* [Task objective]:
Find every line in the records below that holds the word "JSON" and copy it.

* [Information]:

###

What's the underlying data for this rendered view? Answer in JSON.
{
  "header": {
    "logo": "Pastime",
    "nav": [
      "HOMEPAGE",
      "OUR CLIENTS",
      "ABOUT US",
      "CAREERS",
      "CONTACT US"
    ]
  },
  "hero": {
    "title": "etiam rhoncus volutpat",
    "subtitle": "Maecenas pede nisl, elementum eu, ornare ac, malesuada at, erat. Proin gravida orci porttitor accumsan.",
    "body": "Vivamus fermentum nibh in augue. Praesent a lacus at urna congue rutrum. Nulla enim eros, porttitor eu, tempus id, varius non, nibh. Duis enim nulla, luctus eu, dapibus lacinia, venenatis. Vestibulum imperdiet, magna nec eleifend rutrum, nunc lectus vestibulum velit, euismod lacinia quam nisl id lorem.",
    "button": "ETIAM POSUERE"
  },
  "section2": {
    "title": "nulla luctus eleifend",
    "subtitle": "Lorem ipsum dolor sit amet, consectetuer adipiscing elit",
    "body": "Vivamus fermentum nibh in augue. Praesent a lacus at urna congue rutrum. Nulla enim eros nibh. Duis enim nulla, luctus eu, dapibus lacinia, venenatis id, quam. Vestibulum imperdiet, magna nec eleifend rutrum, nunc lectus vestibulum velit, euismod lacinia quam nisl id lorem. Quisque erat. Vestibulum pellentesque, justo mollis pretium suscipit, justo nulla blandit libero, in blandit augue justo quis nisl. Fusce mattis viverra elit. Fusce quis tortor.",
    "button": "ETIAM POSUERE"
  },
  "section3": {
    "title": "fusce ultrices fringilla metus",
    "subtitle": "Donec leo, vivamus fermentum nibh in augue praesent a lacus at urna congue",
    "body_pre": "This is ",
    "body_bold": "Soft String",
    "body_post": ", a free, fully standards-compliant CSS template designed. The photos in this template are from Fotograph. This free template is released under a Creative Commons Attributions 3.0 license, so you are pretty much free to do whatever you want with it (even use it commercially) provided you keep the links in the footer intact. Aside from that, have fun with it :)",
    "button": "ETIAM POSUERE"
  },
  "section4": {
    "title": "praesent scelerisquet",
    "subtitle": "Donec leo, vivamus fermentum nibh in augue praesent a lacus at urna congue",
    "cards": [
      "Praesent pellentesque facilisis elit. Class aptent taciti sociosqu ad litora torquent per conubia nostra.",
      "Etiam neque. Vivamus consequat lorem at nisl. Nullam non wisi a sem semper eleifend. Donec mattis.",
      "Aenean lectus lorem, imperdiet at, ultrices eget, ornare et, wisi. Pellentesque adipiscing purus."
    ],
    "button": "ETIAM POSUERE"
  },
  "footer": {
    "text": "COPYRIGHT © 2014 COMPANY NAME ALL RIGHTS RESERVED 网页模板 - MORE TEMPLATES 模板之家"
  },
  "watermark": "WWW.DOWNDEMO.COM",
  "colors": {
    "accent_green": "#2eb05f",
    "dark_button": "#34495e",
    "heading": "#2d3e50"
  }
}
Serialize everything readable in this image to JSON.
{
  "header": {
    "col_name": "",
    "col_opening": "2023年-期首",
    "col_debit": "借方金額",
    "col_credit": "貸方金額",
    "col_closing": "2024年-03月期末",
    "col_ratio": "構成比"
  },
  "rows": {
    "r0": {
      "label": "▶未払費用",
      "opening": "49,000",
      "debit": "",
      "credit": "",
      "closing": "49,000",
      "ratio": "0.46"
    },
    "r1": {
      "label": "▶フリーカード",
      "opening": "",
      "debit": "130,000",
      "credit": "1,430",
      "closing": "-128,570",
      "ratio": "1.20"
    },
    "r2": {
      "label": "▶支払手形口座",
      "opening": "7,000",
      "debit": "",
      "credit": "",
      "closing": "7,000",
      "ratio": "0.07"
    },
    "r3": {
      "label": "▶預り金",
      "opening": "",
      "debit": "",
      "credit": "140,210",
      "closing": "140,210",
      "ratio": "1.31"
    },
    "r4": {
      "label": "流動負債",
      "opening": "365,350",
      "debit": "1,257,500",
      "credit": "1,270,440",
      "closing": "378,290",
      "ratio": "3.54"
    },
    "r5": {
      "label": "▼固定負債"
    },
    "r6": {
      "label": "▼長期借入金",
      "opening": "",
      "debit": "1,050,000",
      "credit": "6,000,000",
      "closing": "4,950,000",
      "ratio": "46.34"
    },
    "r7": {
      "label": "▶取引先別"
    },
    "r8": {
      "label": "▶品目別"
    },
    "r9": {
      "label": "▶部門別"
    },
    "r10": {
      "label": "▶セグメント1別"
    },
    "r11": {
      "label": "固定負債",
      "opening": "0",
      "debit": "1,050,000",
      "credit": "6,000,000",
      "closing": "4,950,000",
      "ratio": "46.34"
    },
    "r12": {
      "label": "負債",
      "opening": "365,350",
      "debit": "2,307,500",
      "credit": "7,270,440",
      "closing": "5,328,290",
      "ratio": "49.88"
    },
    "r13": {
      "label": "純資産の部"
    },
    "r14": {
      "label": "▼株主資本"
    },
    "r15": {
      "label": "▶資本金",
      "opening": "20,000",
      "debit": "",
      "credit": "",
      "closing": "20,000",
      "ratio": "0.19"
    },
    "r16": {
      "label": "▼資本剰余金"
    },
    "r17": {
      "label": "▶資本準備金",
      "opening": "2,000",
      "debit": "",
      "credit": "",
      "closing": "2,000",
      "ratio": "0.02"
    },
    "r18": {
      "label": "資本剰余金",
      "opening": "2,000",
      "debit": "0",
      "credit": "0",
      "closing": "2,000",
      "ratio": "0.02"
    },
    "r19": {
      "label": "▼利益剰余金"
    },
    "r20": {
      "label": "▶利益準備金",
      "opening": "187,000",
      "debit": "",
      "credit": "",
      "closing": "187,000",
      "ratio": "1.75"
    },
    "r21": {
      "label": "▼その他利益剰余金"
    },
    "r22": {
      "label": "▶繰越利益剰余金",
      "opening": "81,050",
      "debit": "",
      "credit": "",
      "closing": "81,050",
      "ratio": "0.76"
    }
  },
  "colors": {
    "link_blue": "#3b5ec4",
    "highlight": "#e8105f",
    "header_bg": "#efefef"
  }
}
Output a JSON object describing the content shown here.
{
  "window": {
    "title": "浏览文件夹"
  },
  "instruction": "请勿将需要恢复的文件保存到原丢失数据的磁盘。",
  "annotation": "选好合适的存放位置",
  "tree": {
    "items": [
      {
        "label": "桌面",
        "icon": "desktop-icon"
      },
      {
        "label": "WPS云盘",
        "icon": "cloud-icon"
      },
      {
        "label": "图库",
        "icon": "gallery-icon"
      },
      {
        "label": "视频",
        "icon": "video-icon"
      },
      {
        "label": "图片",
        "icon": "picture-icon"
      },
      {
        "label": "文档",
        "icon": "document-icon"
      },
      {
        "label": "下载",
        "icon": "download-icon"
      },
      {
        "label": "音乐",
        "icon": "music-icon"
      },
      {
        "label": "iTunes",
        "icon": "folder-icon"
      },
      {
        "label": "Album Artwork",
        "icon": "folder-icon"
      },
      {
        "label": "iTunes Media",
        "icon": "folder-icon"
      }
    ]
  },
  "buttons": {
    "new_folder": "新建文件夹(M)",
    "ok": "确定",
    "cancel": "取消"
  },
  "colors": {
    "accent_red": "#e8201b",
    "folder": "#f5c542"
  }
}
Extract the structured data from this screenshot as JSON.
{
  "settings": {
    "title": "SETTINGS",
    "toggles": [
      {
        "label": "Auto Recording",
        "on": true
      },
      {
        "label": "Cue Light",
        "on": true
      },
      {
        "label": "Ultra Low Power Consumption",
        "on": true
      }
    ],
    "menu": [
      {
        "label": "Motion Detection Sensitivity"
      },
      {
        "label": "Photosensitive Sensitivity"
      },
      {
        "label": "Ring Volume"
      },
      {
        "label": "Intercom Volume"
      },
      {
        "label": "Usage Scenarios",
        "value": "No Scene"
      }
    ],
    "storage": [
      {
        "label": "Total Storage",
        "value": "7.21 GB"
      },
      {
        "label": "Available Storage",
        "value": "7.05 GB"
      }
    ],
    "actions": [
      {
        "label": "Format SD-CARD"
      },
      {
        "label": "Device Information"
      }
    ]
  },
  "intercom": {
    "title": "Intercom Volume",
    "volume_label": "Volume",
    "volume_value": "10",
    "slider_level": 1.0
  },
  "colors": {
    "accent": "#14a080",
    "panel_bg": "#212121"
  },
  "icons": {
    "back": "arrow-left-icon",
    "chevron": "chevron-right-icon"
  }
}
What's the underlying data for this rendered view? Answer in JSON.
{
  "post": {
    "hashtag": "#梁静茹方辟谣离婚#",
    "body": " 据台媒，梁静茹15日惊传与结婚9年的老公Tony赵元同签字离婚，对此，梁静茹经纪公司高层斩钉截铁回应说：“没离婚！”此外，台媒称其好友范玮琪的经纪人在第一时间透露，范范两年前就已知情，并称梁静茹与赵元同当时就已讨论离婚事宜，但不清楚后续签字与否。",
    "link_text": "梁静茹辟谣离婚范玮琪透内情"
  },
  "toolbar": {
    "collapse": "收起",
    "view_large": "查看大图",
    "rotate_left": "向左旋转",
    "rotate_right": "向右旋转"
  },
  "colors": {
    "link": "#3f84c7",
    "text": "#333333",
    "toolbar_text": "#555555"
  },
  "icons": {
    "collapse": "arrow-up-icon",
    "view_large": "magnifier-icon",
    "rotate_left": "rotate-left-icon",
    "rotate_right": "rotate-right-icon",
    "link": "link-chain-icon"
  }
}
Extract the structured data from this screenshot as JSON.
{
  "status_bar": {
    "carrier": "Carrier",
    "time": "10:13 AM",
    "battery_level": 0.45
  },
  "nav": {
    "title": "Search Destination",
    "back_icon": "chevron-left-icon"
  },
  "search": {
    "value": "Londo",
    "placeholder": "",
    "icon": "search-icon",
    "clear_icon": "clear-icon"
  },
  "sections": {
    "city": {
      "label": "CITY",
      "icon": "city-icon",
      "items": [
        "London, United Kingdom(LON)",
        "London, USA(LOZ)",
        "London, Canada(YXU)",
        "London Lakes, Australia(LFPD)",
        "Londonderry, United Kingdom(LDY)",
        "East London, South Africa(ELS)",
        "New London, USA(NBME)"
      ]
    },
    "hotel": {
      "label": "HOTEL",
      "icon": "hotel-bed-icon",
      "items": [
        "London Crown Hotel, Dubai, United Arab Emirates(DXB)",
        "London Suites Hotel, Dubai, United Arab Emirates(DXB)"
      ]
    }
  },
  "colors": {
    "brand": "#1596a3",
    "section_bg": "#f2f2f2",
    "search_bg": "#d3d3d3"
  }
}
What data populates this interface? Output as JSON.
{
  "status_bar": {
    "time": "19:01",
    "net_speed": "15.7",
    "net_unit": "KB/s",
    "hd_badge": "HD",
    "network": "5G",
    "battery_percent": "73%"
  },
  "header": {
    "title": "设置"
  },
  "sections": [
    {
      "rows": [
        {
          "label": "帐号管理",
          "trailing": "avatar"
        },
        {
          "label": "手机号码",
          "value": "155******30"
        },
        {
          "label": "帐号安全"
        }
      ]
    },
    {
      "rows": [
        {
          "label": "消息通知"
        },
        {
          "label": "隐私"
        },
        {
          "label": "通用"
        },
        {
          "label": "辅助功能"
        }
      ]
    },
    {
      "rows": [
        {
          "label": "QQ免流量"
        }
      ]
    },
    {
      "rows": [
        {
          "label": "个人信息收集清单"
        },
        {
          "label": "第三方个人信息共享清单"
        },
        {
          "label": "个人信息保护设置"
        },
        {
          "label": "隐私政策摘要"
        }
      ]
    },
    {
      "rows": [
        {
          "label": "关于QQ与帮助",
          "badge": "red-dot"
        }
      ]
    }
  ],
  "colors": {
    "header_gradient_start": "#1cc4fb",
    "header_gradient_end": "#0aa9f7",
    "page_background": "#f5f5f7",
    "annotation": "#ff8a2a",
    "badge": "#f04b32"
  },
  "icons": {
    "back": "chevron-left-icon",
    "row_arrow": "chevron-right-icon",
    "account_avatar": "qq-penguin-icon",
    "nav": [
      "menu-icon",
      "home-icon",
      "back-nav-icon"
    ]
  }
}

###

* [Task response]:
What's the underlying data for this rendered view? Answer in JSON.
Serialize everything readable in this image to JSON.
Output a JSON object describing the content shown here.
Extract the structured data from this screenshot as JSON.
What's the underlying data for this rendered view? Answer in JSON.
Extract the structured data from this screenshot as JSON.
What data populates this interface? Output as JSON.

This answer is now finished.